§ **LISTED ENTRIES**
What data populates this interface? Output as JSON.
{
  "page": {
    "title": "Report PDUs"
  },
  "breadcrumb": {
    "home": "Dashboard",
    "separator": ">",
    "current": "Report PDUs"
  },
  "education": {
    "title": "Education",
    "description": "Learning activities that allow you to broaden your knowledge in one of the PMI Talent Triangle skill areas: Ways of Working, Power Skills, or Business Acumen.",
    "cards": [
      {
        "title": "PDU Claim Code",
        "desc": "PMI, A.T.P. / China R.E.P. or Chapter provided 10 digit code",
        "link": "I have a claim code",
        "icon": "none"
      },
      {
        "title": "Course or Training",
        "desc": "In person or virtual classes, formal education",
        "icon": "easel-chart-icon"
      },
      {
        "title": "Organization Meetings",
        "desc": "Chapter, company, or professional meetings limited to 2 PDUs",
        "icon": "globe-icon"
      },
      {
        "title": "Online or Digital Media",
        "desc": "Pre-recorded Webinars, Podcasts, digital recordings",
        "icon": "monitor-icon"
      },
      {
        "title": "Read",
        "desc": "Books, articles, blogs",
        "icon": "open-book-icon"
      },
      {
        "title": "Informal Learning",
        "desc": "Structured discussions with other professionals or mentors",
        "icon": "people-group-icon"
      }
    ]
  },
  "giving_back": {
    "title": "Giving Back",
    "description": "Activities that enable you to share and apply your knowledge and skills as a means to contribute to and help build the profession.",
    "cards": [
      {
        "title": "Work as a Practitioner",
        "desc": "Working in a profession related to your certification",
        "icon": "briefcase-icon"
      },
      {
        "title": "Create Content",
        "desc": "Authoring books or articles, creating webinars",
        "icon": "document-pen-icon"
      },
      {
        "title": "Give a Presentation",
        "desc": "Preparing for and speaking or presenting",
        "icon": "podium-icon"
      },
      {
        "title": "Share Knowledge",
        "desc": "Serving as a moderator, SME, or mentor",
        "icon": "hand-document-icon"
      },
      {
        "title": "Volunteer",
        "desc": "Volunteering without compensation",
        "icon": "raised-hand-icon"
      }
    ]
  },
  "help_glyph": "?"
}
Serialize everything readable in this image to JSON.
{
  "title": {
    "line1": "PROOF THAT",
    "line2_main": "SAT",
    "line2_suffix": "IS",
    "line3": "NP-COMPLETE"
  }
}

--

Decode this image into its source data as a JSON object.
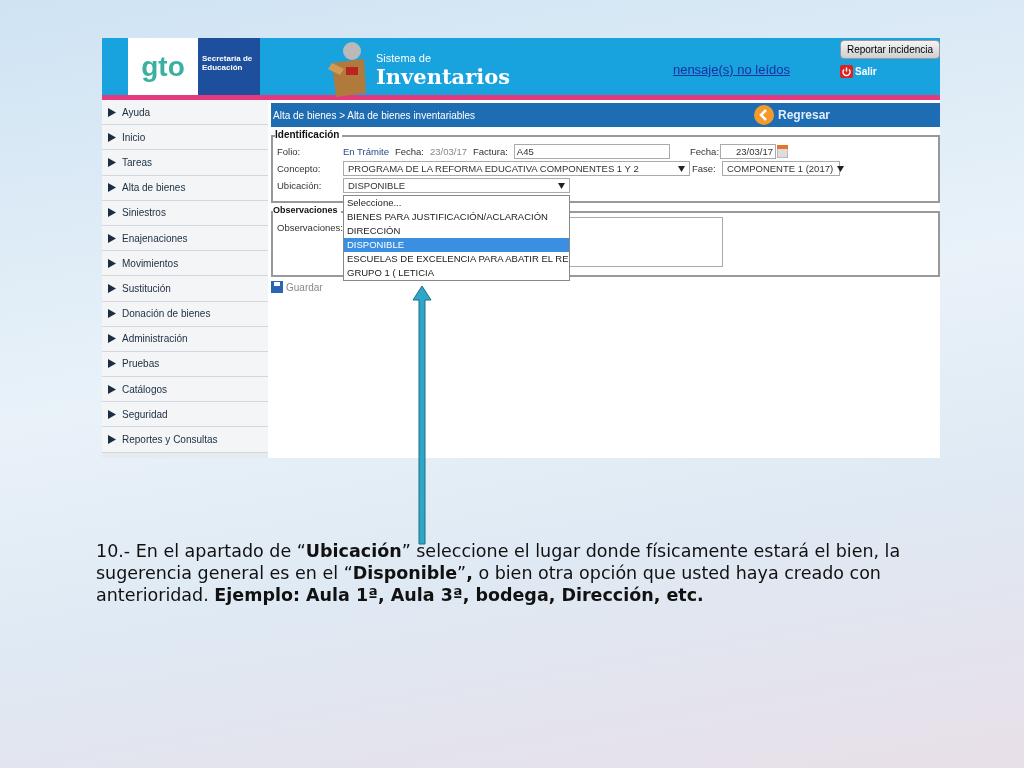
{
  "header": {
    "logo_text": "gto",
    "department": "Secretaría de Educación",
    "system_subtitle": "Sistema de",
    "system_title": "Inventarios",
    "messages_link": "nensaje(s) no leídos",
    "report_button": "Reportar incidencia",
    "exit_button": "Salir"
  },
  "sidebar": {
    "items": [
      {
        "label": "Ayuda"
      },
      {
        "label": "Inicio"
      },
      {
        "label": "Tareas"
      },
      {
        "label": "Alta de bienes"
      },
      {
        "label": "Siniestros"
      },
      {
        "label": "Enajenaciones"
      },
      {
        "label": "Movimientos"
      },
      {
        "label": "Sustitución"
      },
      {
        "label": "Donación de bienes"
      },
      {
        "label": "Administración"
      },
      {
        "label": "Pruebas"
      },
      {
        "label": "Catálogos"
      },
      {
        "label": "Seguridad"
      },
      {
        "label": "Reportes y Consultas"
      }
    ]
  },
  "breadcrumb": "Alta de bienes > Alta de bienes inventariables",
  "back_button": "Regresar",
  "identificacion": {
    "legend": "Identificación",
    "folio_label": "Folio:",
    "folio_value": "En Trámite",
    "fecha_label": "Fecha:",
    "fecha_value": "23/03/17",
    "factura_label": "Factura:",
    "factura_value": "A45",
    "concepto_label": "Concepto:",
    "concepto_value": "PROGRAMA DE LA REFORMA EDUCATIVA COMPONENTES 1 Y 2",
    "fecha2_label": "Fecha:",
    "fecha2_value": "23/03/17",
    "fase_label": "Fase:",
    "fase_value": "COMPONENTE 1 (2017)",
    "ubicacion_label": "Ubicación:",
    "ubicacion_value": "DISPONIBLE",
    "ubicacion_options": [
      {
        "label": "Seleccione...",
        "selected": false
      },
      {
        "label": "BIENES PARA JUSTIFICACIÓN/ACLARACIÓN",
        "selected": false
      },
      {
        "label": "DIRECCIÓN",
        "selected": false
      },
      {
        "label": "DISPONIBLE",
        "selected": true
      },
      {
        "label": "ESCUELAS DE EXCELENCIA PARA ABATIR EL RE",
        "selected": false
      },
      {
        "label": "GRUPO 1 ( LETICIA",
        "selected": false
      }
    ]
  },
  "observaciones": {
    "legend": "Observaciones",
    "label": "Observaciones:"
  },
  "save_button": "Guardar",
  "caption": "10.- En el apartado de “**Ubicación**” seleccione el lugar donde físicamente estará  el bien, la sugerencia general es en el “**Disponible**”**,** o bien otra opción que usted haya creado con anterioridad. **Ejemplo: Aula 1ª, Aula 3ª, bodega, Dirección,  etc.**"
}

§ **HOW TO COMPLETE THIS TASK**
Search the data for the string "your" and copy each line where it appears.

§ **ANSWER SPACE**
    "description": "Learning activities that allow you to broaden your knowledge in one of the PMI Talent Triangle skill areas: Ways of Working, Power Skills, or Business Acumen.",
    "description": "Activities that enable you to share and apply your knowledge and skills as a means to contribute to and help build the profession.",
        "desc": "Working in a profession related to your certification",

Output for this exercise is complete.